(Editor's note: the following is a letter to the editor sent by Jason Pfeifle, field organizer for Georgia Fair Share, in response to Rep. Rob Woodall's letter to the editor on the fiscal cliff titled "Rep. Woodall: 'I Will Not be Complicit in Kicking the Can Down the Road.'") The fiscal cliff is quickly approaching, and itʼs time for our elected officials to get something done. In a recent opinion piece in the Snellville Patch, Representative Rob Woodall called for a comprehensive solution to the pending fiscal cliff and outlined what he thinks that solution should look like: reduced government spending, increased revenue through the closing of tax loopholes, and no changes to current tax rates. But, if Rep. Woodall is so concerned about …
Tuesday, December 11, 2012
Depending on your opinion, what programs would you be prepared to cut, or what percentage of your income would you be prepared to give in taxes, to fix the problem?
As "fiscal cliff" negotiations heat up, congress can’t agree on whether Washington has a spending problem or a revenue problem. Nor can the American people or, in many instances, even economist In an article on Marketplace.org, headed up “Washington has a spending problem not a revenue problem,” the argument is made that you can’t keep spending and just raising taxes to meet the outflow of money.

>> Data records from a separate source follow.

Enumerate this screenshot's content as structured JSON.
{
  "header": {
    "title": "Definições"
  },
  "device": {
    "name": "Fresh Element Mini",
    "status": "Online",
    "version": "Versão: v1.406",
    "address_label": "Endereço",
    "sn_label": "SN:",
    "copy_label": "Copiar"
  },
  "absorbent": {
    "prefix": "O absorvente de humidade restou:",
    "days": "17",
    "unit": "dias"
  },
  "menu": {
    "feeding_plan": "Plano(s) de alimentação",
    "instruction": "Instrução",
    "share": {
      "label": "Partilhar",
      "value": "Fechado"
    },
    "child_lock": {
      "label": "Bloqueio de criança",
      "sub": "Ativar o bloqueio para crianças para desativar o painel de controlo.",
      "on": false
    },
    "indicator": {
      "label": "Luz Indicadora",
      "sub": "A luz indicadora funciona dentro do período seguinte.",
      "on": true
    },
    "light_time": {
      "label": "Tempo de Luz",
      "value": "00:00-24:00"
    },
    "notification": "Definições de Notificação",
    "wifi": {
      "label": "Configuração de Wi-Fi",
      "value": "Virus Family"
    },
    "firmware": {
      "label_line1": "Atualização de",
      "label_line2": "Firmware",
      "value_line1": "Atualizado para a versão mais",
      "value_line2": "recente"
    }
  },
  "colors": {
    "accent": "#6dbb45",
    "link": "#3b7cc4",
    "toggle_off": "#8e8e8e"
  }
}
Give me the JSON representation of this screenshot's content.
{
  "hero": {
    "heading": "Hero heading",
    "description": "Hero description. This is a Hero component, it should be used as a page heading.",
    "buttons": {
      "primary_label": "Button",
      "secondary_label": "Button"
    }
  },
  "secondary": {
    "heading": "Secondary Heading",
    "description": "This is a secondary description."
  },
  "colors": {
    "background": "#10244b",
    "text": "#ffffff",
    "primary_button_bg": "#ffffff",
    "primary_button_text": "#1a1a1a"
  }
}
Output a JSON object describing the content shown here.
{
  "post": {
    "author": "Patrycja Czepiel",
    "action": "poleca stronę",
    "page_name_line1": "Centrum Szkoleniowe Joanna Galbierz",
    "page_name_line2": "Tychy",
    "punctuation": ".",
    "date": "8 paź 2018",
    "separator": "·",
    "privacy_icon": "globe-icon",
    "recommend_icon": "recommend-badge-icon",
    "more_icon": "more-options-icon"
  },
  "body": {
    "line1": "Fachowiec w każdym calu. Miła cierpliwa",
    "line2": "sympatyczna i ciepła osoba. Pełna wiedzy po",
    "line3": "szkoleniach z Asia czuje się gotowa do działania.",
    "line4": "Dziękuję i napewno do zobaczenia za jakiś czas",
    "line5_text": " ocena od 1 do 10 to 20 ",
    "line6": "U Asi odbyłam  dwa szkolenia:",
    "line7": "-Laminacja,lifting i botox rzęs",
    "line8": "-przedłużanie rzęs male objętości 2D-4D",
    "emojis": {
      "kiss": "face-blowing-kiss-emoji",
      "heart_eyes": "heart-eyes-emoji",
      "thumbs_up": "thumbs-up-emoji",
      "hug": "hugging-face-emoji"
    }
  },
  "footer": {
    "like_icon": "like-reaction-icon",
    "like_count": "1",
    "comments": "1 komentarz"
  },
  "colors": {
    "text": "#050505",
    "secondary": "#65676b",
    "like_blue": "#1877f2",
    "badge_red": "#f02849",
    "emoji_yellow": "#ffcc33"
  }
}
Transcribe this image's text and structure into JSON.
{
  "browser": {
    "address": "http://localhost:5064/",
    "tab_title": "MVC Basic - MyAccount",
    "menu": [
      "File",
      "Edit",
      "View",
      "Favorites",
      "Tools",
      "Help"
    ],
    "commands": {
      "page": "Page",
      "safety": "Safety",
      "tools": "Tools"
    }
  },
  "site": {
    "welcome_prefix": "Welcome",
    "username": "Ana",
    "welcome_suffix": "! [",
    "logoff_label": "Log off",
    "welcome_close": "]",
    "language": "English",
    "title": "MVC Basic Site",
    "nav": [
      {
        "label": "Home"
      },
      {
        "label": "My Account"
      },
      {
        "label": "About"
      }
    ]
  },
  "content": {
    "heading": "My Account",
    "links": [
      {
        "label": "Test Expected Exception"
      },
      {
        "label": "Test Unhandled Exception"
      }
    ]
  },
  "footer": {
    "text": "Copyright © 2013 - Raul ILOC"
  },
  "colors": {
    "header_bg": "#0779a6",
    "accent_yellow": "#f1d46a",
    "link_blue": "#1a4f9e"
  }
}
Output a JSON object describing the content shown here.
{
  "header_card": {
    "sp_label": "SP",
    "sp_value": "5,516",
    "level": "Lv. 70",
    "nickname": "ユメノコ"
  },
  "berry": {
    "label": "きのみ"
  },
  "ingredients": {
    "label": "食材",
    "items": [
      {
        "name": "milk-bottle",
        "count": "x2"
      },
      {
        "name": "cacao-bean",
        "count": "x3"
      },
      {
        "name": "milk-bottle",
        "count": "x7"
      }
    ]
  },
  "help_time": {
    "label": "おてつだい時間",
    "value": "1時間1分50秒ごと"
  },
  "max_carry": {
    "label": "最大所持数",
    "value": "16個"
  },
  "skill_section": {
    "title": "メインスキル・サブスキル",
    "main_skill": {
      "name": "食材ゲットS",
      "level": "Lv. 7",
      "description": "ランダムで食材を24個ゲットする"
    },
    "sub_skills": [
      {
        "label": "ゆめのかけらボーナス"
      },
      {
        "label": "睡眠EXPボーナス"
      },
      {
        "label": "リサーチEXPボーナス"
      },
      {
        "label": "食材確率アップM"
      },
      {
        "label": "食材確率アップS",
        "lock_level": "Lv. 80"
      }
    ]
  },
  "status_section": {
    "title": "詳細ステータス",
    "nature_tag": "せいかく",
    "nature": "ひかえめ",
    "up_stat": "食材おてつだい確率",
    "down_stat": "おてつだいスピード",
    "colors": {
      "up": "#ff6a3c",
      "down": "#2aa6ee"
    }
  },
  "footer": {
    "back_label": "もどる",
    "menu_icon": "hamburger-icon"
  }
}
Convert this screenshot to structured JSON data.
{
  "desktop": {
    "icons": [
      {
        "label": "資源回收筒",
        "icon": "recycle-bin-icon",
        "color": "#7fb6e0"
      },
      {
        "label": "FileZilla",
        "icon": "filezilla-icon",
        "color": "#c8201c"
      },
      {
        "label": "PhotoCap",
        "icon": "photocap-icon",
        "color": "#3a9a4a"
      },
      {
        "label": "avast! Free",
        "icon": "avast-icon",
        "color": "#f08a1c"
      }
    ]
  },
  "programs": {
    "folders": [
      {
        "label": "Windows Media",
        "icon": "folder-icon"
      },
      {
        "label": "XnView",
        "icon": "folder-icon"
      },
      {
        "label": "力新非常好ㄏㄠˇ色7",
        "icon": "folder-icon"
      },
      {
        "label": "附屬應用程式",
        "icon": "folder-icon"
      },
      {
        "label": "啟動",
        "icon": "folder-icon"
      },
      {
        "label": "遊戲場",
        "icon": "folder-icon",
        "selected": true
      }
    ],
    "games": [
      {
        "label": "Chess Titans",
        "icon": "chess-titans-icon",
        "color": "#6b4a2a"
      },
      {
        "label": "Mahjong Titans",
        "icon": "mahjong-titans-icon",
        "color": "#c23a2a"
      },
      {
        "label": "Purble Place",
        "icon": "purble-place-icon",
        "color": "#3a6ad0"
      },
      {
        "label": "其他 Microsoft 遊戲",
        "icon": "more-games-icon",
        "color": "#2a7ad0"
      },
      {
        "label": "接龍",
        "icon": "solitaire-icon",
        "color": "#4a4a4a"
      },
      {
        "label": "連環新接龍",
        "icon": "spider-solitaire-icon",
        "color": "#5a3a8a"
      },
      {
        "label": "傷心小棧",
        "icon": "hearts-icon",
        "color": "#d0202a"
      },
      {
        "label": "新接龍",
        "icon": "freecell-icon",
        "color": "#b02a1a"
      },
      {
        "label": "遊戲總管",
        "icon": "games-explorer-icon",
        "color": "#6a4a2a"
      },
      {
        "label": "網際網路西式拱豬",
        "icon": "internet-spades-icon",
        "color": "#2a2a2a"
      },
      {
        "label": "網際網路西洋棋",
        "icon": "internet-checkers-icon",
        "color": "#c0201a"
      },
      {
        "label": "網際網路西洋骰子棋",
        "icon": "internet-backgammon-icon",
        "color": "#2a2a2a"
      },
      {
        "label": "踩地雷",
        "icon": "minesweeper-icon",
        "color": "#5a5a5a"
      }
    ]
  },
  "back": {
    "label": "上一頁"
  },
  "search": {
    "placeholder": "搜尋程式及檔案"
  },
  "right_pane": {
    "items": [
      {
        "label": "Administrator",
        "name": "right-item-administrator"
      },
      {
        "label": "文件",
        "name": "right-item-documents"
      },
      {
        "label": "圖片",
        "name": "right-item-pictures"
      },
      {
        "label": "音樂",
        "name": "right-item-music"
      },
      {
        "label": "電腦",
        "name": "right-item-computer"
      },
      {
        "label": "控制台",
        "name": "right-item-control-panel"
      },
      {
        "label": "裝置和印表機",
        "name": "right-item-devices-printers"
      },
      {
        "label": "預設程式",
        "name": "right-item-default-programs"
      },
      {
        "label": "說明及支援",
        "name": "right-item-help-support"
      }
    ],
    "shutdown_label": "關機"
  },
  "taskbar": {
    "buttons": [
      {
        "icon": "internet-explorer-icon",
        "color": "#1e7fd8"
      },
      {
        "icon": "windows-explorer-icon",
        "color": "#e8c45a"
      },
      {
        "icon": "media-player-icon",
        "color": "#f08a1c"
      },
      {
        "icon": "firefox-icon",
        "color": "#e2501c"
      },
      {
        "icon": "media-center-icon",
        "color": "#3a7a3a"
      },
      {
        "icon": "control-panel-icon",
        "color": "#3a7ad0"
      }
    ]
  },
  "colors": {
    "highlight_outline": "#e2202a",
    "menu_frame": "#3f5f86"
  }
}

The best way to fix the country’s deficit problem is to gut spending. In a story in the Daily Kos, Joan McCarter looks at it from the other side in an article titled, “We have a revenue problem, not a spending problem.” In the story, McCarter shows the loss in revenue as a result of the Bush tax cuts and the economic downturn in the economy …
Saturday, December 8, 2012
Rep. Woodall discusses his thoughts on the fiscal cliff in this letter to the editor.
(Editor's note: the following was sent by Rep. Rob Woodall (R) as a letter to the editor to Snellville Patch.) If you've turned on a television or opened a newspaper in the last few weeks, you've no doubt seen the so-called "fiscal cliff" conversation unfolding in Washington. The "fiscal cliff" is Washington-speak for the expiration of Bush-era tax rates coupled with across-the-board spending cuts on many domestic spending accounts. While the fiscal cliff coverage continues to escalate as the January deadline draws near, I can tell you these discussions are absolutely nothing new. They are a continuation of every discussion that the House and the President have had during my two years in Congress: the President wants to see taxes go up…
Friday, November 30, 2012
Woodall to inform, seek input from Seventh District constituents on fiscal cliff issue.
Friday, November 30, 2012
With fiscal cliff talks in full swing in Congress, U.S. Rep. Rob Woodall (R-Lawrenceville) has scheduled three Telephone Town Hall Meetings with his Seventh District constituents in December. “America’s wellbeing hangs in the balance of decisions we make over the next few weeks. As fiscal talks escalate here in Congress, it’s critical that the Seventh District know what is happening in Washington, and that I hear their input,” Woodall said in a press release announcing the telephone talks. The House’s schedule prevents him from scheduling any in-person Town Hall Meetings in December, he said. Here is the schedule: They will be open to all constituents in the Seventh District. Toll-free call-in information is the same for all three events…